Before we go into index options, let's first grasp what options are. An option is a right to purchase or sell an underlying asset at a specified price, often known as the special price, on a certain date in the future, which is known as the contract expiration period. Stock options, index options, futures options, and commodity options, for example, are all called for the underlying security. There is a perception that it's more difficult to understand than traditional asset classes like stocks and mutual funds.
Before you get into options trading, here are a few things you should know:
The premium you pay to the 'writer,' the person who sells you the option, is the fee you pay to engage in an options contract. The broker pays the premium, who then passes it on to the exchange and the writer. An options contract's intrinsic value is one factor in determining the premium, which is calculated as a percentage of the underlying. The price of an option fluctuates depending on whether it is in the black or in the red. There is a big difference when it's in the money and when it's not.

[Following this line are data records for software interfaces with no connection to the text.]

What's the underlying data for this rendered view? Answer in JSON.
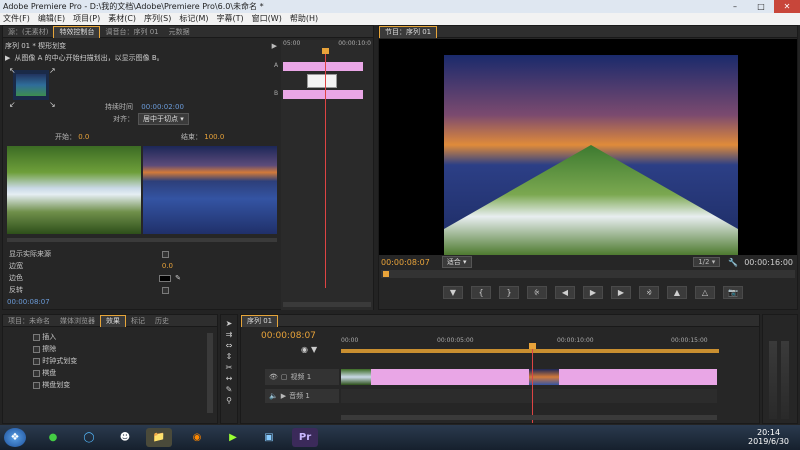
{
  "window": {
    "title": "Adobe Premiere Pro - D:\\我的文档\\Adobe\\Premiere Pro\\6.0\\未命名 *"
  },
  "menu": [
    "文件(F)",
    "编辑(E)",
    "项目(P)",
    "素材(C)",
    "序列(S)",
    "标记(M)",
    "字幕(T)",
    "窗口(W)",
    "帮助(H)"
  ],
  "effects_panel": {
    "tabs": [
      "源：(无素材)",
      "特效控制台",
      "调音台：序列 01",
      "元数据"
    ],
    "sequence_label": "序列 01 * 楔形划变",
    "description": "从图像 A 的中心开始扫描划出，以显示图像 B。",
    "duration_label": "持续时间",
    "duration_value": "00:00:02:00",
    "align_label": "对齐：",
    "align_value": "居中于切点",
    "start_label": "开始：",
    "start_value": "0.0",
    "end_label": "结束：",
    "end_value": "100.0",
    "mini_timeline_start": "05:00",
    "mini_timeline_end": "00:00:10:0",
    "a_label": "A",
    "b_label": "B",
    "show_actual_label": "显示实际来源",
    "border_width_label": "边宽",
    "border_width_value": "0.0",
    "border_color_label": "边色",
    "reverse_label": "反转",
    "bottom_time": "00:00:08:07"
  },
  "program_monitor": {
    "tab": "节目：序列 01",
    "timecode": "00:00:08:07",
    "fit": "适合",
    "page": "1/2",
    "end_time": "00:00:16:00"
  },
  "project_panel": {
    "tabs": [
      "项目：未命名",
      "媒体浏览器",
      "效果",
      "标记",
      "历史"
    ],
    "items": [
      "插入",
      "擦除",
      "时钟式划变",
      "棋盘",
      "棋盘划变"
    ]
  },
  "timeline": {
    "tab": "序列 01",
    "timecode": "00:00:08:07",
    "ruler": [
      "00:00",
      "00:00:05:00",
      "00:00:10:00",
      "00:00:15:00"
    ],
    "audio_track": "音频 1",
    "video_track": "视频 1"
  },
  "taskbar": {
    "time": "20:14",
    "date": "2019/6/30",
    "premiere_icon": "Pr"
  },
  "colors": {
    "accent_orange": "#e8a33a",
    "clip_pink": "#e9a6e6",
    "playhead_red": "#d44"
  }
}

· Having an option contract that is in-the-money means, it can be sold right now for a profit.
· The options contract is out of the money if it can't be sold at this time for a profit.

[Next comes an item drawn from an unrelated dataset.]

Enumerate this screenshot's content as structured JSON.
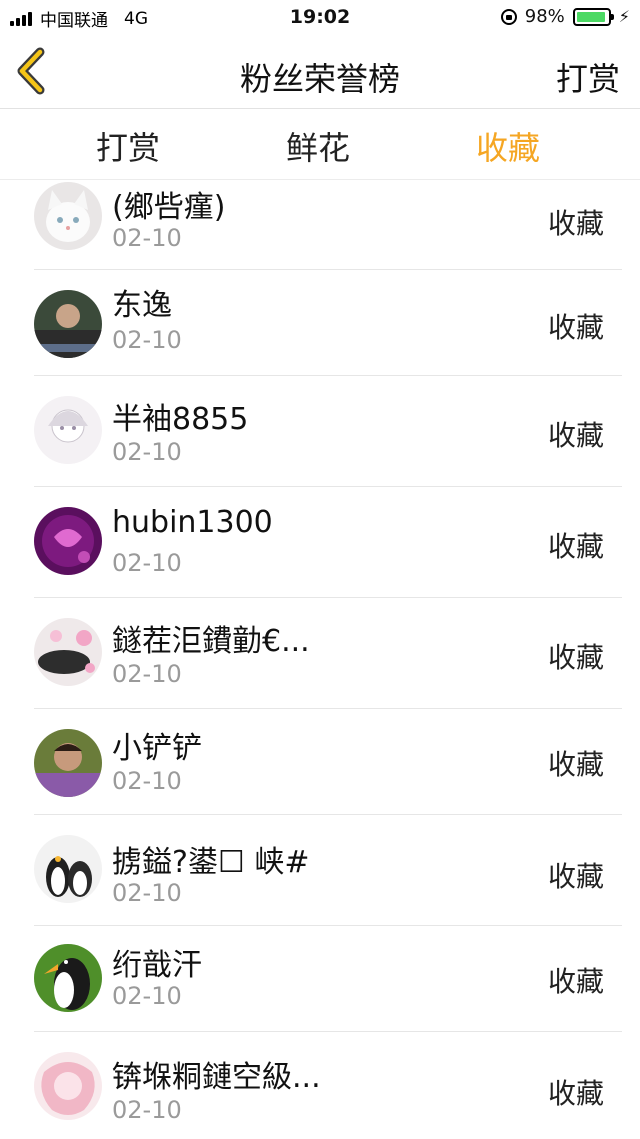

· Options contracts can be purchased at various prices, including the strike price.
· Options contracts have an expiration date that must be met. One, two, or three months are all possibilities.
· Options and futures can be traded on the stock market without restriction. Options trading is accessible to the average investor, and if they're lucky, they can turn a profit. To assist you in getting started in options trading, here are some tips.
Bullish or bearish?
When you trade options, you're putting your money in the direction that stock prices will take. So, your decision will be based on whether or not you believe prices will climb or decline in the next years. Call and put are the two options available. An option to buy a stock at a certain price is known as a call option. You should use a call option if you believe stock prices will rise. A put option would be a superior investment if prices were to fall.
Options on broad-based indexes like the Nasdaq-100 Index are available to both retail and institutional investors for speculation, income, and hedging purposes. Index options with a cash settlement offer lower transaction costs and higher profits, and they are taxed more favourably.